:: PROBLEM DETAILS ::
From the records below, copy each line that has the word "thumbs" in it.

───── MATERIAL SHOWN

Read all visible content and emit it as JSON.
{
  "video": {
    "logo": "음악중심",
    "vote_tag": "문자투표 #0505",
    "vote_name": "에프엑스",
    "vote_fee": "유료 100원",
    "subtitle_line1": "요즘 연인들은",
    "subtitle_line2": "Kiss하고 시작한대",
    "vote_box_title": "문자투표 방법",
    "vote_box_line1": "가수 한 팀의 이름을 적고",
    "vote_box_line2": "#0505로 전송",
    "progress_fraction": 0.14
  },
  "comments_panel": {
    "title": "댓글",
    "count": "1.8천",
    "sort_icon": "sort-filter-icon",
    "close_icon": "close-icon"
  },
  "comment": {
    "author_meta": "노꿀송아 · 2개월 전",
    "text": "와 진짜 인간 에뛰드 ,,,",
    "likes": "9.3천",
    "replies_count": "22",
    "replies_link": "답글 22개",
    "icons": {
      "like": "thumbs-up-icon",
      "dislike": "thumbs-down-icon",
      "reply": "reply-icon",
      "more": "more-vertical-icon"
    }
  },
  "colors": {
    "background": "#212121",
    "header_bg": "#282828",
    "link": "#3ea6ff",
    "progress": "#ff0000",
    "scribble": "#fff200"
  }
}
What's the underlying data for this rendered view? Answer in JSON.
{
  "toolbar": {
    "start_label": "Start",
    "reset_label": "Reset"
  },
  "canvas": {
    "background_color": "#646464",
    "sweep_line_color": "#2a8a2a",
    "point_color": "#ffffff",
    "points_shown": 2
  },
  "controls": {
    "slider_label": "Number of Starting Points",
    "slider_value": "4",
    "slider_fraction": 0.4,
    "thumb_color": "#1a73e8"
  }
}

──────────
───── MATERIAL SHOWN

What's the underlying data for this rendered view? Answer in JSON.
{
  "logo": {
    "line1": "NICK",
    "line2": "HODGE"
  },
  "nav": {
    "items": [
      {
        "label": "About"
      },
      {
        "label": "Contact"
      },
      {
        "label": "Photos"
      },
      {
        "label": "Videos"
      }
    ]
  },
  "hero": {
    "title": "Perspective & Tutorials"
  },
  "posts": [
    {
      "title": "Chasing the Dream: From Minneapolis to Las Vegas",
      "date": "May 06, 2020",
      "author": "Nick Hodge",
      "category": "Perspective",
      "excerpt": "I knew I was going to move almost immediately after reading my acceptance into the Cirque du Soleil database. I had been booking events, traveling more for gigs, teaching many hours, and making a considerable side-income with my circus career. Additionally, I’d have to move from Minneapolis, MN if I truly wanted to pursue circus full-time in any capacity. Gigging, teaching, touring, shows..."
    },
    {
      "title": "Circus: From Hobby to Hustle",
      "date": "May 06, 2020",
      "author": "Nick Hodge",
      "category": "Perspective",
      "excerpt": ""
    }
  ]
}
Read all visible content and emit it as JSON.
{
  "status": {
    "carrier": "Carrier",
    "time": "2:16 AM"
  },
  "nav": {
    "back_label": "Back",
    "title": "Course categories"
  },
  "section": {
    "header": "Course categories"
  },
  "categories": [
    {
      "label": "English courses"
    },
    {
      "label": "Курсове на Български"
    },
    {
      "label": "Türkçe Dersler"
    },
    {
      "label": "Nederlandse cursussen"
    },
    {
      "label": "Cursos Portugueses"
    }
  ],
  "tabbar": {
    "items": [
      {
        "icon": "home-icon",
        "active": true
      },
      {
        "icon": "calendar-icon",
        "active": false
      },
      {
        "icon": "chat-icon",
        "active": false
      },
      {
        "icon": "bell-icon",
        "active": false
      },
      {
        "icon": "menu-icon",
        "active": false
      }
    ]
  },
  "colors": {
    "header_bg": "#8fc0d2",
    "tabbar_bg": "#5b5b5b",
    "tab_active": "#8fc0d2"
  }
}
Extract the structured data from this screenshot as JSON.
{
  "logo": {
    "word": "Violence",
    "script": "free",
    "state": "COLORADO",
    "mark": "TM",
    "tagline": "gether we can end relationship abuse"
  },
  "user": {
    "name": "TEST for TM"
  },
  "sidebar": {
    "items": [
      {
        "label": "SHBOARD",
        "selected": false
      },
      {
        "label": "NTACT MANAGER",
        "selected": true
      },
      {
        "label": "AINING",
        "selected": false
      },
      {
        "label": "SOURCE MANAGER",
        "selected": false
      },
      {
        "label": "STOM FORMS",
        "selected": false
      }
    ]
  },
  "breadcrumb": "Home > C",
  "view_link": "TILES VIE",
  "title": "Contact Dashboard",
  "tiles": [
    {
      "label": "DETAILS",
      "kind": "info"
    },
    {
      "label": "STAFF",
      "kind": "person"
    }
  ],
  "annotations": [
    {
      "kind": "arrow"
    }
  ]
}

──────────

:: YOUR SOLUTION ::
      "like": "thumbs-up-icon",
      "dislike": "thumbs-down-icon",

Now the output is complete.